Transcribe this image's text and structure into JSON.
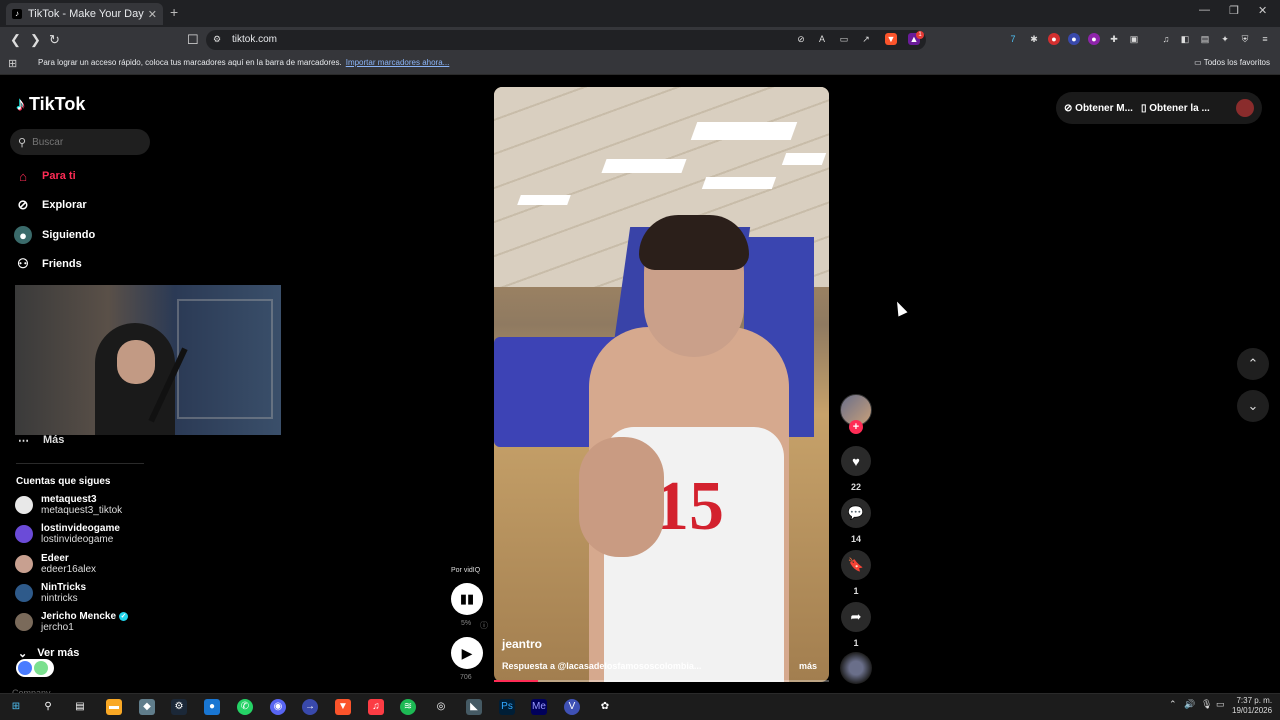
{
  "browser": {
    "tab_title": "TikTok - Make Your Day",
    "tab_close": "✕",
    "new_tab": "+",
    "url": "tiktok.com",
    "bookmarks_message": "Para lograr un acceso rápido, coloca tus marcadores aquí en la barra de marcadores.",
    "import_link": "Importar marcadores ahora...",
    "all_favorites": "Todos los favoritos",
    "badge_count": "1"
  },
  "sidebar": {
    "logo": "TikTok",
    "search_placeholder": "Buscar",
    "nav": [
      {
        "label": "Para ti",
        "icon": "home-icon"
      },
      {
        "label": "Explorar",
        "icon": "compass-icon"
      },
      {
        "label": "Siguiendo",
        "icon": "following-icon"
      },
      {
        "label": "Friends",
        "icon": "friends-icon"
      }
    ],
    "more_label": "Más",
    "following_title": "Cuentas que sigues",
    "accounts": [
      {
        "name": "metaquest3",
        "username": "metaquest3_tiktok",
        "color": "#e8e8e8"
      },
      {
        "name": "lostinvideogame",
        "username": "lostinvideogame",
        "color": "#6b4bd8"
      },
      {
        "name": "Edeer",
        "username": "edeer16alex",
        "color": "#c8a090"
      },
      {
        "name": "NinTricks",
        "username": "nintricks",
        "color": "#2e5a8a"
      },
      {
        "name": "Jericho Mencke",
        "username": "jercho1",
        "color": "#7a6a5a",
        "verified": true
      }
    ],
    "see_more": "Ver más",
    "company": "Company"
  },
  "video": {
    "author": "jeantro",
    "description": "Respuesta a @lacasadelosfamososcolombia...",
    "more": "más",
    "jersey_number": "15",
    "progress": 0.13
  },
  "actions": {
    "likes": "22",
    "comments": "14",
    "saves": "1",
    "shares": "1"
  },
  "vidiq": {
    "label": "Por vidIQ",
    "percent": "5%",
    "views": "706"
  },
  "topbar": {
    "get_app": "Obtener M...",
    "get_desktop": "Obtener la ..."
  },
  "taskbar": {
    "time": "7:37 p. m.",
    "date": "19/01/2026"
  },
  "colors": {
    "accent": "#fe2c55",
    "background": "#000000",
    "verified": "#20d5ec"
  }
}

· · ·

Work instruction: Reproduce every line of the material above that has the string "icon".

Answer space:
        "icon": "home-icon"
        "icon": "compass-icon"
        "icon": "following-icon"
        "icon": "friends-icon"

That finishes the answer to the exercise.